* _Description of the task_: Below are the records; pull every line that includes "this".

*** Source records ***

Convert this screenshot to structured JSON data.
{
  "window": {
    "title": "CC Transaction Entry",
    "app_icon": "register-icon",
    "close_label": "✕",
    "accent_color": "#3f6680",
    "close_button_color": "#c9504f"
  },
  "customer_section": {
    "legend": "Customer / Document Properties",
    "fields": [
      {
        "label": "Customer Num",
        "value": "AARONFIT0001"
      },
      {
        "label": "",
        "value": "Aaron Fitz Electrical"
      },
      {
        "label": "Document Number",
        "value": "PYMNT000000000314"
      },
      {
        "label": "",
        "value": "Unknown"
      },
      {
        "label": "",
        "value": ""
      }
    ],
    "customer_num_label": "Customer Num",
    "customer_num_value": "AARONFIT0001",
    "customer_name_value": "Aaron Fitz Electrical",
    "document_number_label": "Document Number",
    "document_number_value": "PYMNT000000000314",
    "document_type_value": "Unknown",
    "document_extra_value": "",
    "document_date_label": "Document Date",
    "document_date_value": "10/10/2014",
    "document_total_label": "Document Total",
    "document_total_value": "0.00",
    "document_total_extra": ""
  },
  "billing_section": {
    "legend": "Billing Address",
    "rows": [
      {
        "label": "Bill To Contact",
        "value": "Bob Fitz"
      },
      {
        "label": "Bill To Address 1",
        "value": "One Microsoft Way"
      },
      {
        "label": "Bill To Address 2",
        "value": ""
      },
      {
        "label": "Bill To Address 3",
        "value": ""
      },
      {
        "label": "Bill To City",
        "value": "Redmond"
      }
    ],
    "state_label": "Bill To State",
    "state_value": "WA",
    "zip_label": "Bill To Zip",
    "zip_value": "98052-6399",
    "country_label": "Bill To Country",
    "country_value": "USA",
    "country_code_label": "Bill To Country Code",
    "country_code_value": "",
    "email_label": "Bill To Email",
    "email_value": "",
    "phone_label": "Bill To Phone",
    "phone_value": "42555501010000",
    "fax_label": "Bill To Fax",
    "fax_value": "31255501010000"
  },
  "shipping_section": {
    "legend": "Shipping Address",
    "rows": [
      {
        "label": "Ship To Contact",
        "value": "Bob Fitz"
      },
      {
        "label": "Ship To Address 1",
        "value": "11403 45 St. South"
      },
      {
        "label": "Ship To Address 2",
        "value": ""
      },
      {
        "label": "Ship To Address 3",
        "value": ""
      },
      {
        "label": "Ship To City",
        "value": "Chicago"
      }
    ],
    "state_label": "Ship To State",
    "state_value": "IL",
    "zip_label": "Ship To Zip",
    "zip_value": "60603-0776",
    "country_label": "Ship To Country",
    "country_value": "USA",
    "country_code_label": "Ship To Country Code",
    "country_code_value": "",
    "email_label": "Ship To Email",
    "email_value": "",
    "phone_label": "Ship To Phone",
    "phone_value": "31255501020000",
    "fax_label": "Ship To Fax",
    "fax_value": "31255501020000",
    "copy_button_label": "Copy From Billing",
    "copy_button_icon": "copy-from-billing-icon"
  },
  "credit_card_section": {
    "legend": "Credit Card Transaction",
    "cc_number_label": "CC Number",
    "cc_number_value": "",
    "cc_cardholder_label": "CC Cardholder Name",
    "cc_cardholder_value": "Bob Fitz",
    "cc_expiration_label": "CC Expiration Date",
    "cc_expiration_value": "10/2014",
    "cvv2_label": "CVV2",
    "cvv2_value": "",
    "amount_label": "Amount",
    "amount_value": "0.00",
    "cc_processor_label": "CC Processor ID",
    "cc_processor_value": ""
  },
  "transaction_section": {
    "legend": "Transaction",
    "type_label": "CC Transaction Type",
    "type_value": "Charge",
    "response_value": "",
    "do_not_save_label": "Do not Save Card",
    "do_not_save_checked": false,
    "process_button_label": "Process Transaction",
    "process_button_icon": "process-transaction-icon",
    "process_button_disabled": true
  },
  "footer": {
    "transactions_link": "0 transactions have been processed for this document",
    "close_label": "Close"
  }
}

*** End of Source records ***
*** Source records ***

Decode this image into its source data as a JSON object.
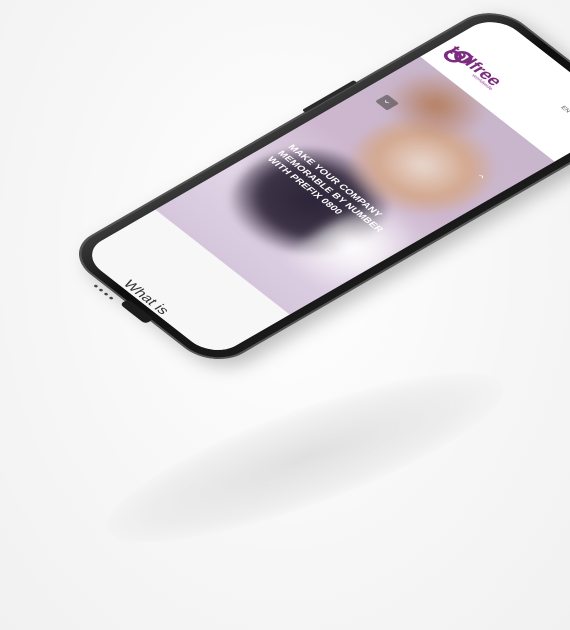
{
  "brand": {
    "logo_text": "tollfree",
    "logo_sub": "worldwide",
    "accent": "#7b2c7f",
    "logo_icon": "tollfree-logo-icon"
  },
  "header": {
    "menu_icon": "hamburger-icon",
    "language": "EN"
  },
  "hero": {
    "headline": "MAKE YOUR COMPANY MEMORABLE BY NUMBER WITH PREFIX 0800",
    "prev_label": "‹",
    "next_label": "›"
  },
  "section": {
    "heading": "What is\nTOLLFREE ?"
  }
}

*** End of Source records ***

* _The completed task_:
Convert this screenshot to structured JSON data.
    "transactions_link": "0 transactions have been processed for this document",
Decode this image into its source data as a JSON object.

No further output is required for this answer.